> **DATASET ENTRIES**
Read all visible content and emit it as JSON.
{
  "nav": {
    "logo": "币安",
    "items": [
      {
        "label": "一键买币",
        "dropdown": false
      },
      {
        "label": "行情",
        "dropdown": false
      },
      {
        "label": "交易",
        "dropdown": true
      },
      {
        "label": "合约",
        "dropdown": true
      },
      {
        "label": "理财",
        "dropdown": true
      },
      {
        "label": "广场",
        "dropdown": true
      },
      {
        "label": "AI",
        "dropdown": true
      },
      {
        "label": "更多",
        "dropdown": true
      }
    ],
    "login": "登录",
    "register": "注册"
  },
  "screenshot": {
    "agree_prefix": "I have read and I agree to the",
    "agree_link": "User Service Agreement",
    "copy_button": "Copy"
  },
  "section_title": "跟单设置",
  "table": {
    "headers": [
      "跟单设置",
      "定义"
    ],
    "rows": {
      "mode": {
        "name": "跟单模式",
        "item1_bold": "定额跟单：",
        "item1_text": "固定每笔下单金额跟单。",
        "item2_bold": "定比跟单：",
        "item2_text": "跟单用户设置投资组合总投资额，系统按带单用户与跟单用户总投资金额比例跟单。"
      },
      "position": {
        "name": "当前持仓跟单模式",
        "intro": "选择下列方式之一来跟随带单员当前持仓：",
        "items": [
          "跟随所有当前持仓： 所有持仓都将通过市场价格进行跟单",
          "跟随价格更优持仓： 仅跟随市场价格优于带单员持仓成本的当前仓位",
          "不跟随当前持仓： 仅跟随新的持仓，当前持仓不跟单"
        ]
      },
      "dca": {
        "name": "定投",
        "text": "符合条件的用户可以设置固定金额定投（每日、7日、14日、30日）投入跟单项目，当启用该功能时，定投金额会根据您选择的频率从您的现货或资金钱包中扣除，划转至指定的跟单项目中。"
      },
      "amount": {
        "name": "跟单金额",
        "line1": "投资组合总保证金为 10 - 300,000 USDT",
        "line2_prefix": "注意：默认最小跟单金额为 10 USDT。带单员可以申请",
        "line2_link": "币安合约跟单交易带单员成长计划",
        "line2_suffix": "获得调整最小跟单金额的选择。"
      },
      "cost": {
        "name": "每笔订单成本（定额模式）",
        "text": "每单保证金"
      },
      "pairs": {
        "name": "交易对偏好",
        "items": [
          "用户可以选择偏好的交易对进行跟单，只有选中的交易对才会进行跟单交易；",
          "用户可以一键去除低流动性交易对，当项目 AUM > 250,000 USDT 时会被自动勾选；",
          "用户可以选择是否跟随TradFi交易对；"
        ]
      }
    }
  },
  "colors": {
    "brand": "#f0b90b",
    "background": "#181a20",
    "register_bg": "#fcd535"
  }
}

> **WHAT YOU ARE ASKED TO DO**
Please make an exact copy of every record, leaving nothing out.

> **TASK SOLUTION**
Read all visible content and emit it as JSON.
{
  "nav": {
    "logo": "币安",
    "items": [
      {
        "label": "一键买币",
        "dropdown": false
      },
      {
        "label": "行情",
        "dropdown": false
      },
      {
        "label": "交易",
        "dropdown": true
      },
      {
        "label": "合约",
        "dropdown": true
      },
      {
        "label": "理财",
        "dropdown": true
      },
      {
        "label": "广场",
        "dropdown": true
      },
      {
        "label": "AI",
        "dropdown": true
      },
      {
        "label": "更多",
        "dropdown": true
      }
    ],
    "login": "登录",
    "register": "注册"
  },
  "screenshot": {
    "agree_prefix": "I have read and I agree to the",
    "agree_link": "User Service Agreement",
    "copy_button": "Copy"
  },
  "section_title": "跟单设置",
  "table": {
    "headers": [
      "跟单设置",
      "定义"
    ],
    "rows": {
      "mode": {
        "name": "跟单模式",
        "item1_bold": "定额跟单：",
        "item1_text": "固定每笔下单金额跟单。",
        "item2_bold": "定比跟单：",
        "item2_text": "跟单用户设置投资组合总投资额，系统按带单用户与跟单用户总投资金额比例跟单。"
      },
      "position": {
        "name": "当前持仓跟单模式",
        "intro": "选择下列方式之一来跟随带单员当前持仓：",
        "items": [
          "跟随所有当前持仓： 所有持仓都将通过市场价格进行跟单",
          "跟随价格更优持仓： 仅跟随市场价格优于带单员持仓成本的当前仓位",
          "不跟随当前持仓： 仅跟随新的持仓，当前持仓不跟单"
        ]
      },
      "dca": {
        "name": "定投",
        "text": "符合条件的用户可以设置固定金额定投（每日、7日、14日、30日）投入跟单项目，当启用该功能时，定投金额会根据您选择的频率从您的现货或资金钱包中扣除，划转至指定的跟单项目中。"
      },
      "amount": {
        "name": "跟单金额",
        "line1": "投资组合总保证金为 10 - 300,000 USDT",
        "line2_prefix": "注意：默认最小跟单金额为 10 USDT。带单员可以申请",
        "line2_link": "币安合约跟单交易带单员成长计划",
        "line2_suffix": "获得调整最小跟单金额的选择。"
      },
      "cost": {
        "name": "每笔订单成本（定额模式）",
        "text": "每单保证金"
      },
      "pairs": {
        "name": "交易对偏好",
        "items": [
          "用户可以选择偏好的交易对进行跟单，只有选中的交易对才会进行跟单交易；",
          "用户可以一键去除低流动性交易对，当项目 AUM > 250,000 USDT 时会被自动勾选；",
          "用户可以选择是否跟随TradFi交易对；"
        ]
      }
    }
  },
  "colors": {
    "brand": "#f0b90b",
    "background": "#181a20",
    "register_bg": "#fcd535"
  }
}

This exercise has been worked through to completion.